Each entry must appear in the answer exactly as given.
Recorded information below:
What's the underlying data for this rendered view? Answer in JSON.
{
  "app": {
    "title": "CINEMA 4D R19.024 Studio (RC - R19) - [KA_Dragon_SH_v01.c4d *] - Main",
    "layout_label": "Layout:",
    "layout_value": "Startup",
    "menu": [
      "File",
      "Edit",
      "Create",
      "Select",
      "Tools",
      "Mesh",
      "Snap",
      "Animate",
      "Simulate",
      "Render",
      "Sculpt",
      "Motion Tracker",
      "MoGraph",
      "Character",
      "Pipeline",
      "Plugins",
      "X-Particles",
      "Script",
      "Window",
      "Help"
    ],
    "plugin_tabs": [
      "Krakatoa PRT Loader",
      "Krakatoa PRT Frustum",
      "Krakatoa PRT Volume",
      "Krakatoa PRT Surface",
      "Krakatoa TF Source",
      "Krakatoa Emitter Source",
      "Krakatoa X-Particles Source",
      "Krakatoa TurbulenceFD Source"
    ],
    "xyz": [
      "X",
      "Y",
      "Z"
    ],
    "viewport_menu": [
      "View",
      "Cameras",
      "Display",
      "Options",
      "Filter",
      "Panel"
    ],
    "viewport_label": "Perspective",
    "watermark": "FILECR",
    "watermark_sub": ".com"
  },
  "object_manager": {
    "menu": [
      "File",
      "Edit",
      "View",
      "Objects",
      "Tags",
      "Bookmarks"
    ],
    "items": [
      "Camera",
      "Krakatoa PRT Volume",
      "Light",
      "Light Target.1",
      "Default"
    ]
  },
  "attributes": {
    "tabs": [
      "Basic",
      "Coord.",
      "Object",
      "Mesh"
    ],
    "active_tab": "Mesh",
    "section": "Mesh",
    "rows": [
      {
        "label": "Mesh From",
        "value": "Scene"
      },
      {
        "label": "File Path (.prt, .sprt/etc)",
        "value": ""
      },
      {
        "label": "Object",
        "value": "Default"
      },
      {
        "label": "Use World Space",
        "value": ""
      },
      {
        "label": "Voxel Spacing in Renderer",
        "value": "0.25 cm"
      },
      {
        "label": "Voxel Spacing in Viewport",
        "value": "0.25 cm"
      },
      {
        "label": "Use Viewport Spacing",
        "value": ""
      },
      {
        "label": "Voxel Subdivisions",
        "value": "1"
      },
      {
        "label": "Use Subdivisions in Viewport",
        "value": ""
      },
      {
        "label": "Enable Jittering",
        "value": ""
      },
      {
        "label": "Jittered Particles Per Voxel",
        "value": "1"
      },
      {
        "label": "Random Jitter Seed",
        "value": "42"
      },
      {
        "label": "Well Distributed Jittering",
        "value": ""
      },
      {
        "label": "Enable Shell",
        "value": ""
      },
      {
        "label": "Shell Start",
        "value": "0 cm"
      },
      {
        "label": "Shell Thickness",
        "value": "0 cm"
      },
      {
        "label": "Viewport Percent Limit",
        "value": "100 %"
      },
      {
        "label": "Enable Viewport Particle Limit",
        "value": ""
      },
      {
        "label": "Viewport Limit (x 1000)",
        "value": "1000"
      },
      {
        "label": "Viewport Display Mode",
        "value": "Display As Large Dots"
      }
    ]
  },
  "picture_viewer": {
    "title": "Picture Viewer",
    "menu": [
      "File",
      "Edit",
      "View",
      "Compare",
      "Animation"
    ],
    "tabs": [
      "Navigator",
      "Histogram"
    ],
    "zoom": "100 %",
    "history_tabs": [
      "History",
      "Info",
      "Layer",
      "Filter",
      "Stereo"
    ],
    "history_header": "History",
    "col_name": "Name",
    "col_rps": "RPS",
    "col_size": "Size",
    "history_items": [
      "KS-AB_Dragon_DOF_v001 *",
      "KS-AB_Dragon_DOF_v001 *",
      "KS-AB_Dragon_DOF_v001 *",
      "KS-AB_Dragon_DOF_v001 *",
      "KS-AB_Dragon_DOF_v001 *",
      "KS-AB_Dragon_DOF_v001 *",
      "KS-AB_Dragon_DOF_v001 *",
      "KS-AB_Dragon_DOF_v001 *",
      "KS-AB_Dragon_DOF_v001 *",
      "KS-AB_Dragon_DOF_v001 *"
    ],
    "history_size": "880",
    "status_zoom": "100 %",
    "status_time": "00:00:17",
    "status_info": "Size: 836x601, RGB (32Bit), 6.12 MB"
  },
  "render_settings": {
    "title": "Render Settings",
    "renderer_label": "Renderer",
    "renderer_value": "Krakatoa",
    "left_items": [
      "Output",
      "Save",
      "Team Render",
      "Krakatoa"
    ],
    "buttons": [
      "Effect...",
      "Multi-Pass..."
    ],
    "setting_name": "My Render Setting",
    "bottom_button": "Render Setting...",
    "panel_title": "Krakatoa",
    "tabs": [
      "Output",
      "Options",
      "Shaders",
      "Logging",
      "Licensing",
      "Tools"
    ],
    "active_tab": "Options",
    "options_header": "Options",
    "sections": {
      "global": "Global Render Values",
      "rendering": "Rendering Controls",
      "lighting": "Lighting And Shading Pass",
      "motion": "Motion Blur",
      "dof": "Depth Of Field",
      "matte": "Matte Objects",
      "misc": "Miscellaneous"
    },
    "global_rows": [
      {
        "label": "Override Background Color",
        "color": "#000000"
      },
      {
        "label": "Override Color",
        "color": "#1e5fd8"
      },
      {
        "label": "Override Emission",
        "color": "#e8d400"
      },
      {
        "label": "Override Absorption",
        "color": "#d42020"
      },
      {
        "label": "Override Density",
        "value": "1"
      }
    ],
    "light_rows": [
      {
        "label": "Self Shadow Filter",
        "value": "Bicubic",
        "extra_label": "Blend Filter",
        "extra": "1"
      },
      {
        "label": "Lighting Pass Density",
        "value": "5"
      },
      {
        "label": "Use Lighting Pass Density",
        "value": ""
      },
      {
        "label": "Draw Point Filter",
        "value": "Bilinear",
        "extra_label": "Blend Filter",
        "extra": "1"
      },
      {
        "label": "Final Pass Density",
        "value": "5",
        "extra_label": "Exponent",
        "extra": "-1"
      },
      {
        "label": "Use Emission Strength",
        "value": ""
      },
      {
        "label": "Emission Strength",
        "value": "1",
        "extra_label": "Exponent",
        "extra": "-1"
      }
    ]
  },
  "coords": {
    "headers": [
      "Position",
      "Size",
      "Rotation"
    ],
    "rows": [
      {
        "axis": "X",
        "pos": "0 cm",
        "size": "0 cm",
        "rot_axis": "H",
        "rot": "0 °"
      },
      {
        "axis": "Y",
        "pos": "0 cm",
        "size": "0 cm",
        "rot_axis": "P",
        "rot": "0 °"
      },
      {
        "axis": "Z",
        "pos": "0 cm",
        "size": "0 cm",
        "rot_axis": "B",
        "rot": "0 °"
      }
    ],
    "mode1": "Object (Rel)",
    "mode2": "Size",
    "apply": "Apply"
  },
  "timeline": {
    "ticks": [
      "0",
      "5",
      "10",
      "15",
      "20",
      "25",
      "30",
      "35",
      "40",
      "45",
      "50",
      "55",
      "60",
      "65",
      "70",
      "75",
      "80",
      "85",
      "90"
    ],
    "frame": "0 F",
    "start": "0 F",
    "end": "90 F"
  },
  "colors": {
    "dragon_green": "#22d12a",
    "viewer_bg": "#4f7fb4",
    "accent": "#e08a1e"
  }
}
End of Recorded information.
Reply:
What's the underlying data for this rendered view? Answer in JSON.
{
  "app": {
    "title": "CINEMA 4D R19.024 Studio (RC - R19) - [KA_Dragon_SH_v01.c4d *] - Main",
    "layout_label": "Layout:",
    "layout_value": "Startup",
    "menu": [
      "File",
      "Edit",
      "Create",
      "Select",
      "Tools",
      "Mesh",
      "Snap",
      "Animate",
      "Simulate",
      "Render",
      "Sculpt",
      "Motion Tracker",
      "MoGraph",
      "Character",
      "Pipeline",
      "Plugins",
      "X-Particles",
      "Script",
      "Window",
      "Help"
    ],
    "plugin_tabs": [
      "Krakatoa PRT Loader",
      "Krakatoa PRT Frustum",
      "Krakatoa PRT Volume",
      "Krakatoa PRT Surface",
      "Krakatoa TF Source",
      "Krakatoa Emitter Source",
      "Krakatoa X-Particles Source",
      "Krakatoa TurbulenceFD Source"
    ],
    "xyz": [
      "X",
      "Y",
      "Z"
    ],
    "viewport_menu": [
      "View",
      "Cameras",
      "Display",
      "Options",
      "Filter",
      "Panel"
    ],
    "viewport_label": "Perspective",
    "watermark": "FILECR",
    "watermark_sub": ".com"
  },
  "object_manager": {
    "menu": [
      "File",
      "Edit",
      "View",
      "Objects",
      "Tags",
      "Bookmarks"
    ],
    "items": [
      "Camera",
      "Krakatoa PRT Volume",
      "Light",
      "Light Target.1",
      "Default"
    ]
  },
  "attributes": {
    "tabs": [
      "Basic",
      "Coord.",
      "Object",
      "Mesh"
    ],
    "active_tab": "Mesh",
    "section": "Mesh",
    "rows": [
      {
        "label": "Mesh From",
        "value": "Scene"
      },
      {
        "label": "File Path (.prt, .sprt/etc)",
        "value": ""
      },
      {
        "label": "Object",
        "value": "Default"
      },
      {
        "label": "Use World Space",
        "value": ""
      },
      {
        "label": "Voxel Spacing in Renderer",
        "value": "0.25 cm"
      },
      {
        "label": "Voxel Spacing in Viewport",
        "value": "0.25 cm"
      },
      {
        "label": "Use Viewport Spacing",
        "value": ""
      },
      {
        "label": "Voxel Subdivisions",
        "value": "1"
      },
      {
        "label": "Use Subdivisions in Viewport",
        "value": ""
      },
      {
        "label": "Enable Jittering",
        "value": ""
      },
      {
        "label": "Jittered Particles Per Voxel",
        "value": "1"
      },
      {
        "label": "Random Jitter Seed",
        "value": "42"
      },
      {
        "label": "Well Distributed Jittering",
        "value": ""
      },
      {
        "label": "Enable Shell",
        "value": ""
      },
      {
        "label": "Shell Start",
        "value": "0 cm"
      },
      {
        "label": "Shell Thickness",
        "value": "0 cm"
      },
      {
        "label": "Viewport Percent Limit",
        "value": "100 %"
      },
      {
        "label": "Enable Viewport Particle Limit",
        "value": ""
      },
      {
        "label": "Viewport Limit (x 1000)",
        "value": "1000"
      },
      {
        "label": "Viewport Display Mode",
        "value": "Display As Large Dots"
      }
    ]
  },
  "picture_viewer": {
    "title": "Picture Viewer",
    "menu": [
      "File",
      "Edit",
      "View",
      "Compare",
      "Animation"
    ],
    "tabs": [
      "Navigator",
      "Histogram"
    ],
    "zoom": "100 %",
    "history_tabs": [
      "History",
      "Info",
      "Layer",
      "Filter",
      "Stereo"
    ],
    "history_header": "History",
    "col_name": "Name",
    "col_rps": "RPS",
    "col_size": "Size",
    "history_items": [
      "KS-AB_Dragon_DOF_v001 *",
      "KS-AB_Dragon_DOF_v001 *",
      "KS-AB_Dragon_DOF_v001 *",
      "KS-AB_Dragon_DOF_v001 *",
      "KS-AB_Dragon_DOF_v001 *",
      "KS-AB_Dragon_DOF_v001 *",
      "KS-AB_Dragon_DOF_v001 *",
      "KS-AB_Dragon_DOF_v001 *",
      "KS-AB_Dragon_DOF_v001 *",
      "KS-AB_Dragon_DOF_v001 *"
    ],
    "history_size": "880",
    "status_zoom": "100 %",
    "status_time": "00:00:17",
    "status_info": "Size: 836x601, RGB (32Bit), 6.12 MB"
  },
  "render_settings": {
    "title": "Render Settings",
    "renderer_label": "Renderer",
    "renderer_value": "Krakatoa",
    "left_items": [
      "Output",
      "Save",
      "Team Render",
      "Krakatoa"
    ],
    "buttons": [
      "Effect...",
      "Multi-Pass..."
    ],
    "setting_name": "My Render Setting",
    "bottom_button": "Render Setting...",
    "panel_title": "Krakatoa",
    "tabs": [
      "Output",
      "Options",
      "Shaders",
      "Logging",
      "Licensing",
      "Tools"
    ],
    "active_tab": "Options",
    "options_header": "Options",
    "sections": {
      "global": "Global Render Values",
      "rendering": "Rendering Controls",
      "lighting": "Lighting And Shading Pass",
      "motion": "Motion Blur",
      "dof": "Depth Of Field",
      "matte": "Matte Objects",
      "misc": "Miscellaneous"
    },
    "global_rows": [
      {
        "label": "Override Background Color",
        "color": "#000000"
      },
      {
        "label": "Override Color",
        "color": "#1e5fd8"
      },
      {
        "label": "Override Emission",
        "color": "#e8d400"
      },
      {
        "label": "Override Absorption",
        "color": "#d42020"
      },
      {
        "label": "Override Density",
        "value": "1"
      }
    ],
    "light_rows": [
      {
        "label": "Self Shadow Filter",
        "value": "Bicubic",
        "extra_label": "Blend Filter",
        "extra": "1"
      },
      {
        "label": "Lighting Pass Density",
        "value": "5"
      },
      {
        "label": "Use Lighting Pass Density",
        "value": ""
      },
      {
        "label": "Draw Point Filter",
        "value": "Bilinear",
        "extra_label": "Blend Filter",
        "extra": "1"
      },
      {
        "label": "Final Pass Density",
        "value": "5",
        "extra_label": "Exponent",
        "extra": "-1"
      },
      {
        "label": "Use Emission Strength",
        "value": ""
      },
      {
        "label": "Emission Strength",
        "value": "1",
        "extra_label": "Exponent",
        "extra": "-1"
      }
    ]
  },
  "coords": {
    "headers": [
      "Position",
      "Size",
      "Rotation"
    ],
    "rows": [
      {
        "axis": "X",
        "pos": "0 cm",
        "size": "0 cm",
        "rot_axis": "H",
        "rot": "0 °"
      },
      {
        "axis": "Y",
        "pos": "0 cm",
        "size": "0 cm",
        "rot_axis": "P",
        "rot": "0 °"
      },
      {
        "axis": "Z",
        "pos": "0 cm",
        "size": "0 cm",
        "rot_axis": "B",
        "rot": "0 °"
      }
    ],
    "mode1": "Object (Rel)",
    "mode2": "Size",
    "apply": "Apply"
  },
  "timeline": {
    "ticks": [
      "0",
      "5",
      "10",
      "15",
      "20",
      "25",
      "30",
      "35",
      "40",
      "45",
      "50",
      "55",
      "60",
      "65",
      "70",
      "75",
      "80",
      "85",
      "90"
    ],
    "frame": "0 F",
    "start": "0 F",
    "end": "90 F"
  },
  "colors": {
    "dragon_green": "#22d12a",
    "viewer_bg": "#4f7fb4",
    "accent": "#e08a1e"
  }
}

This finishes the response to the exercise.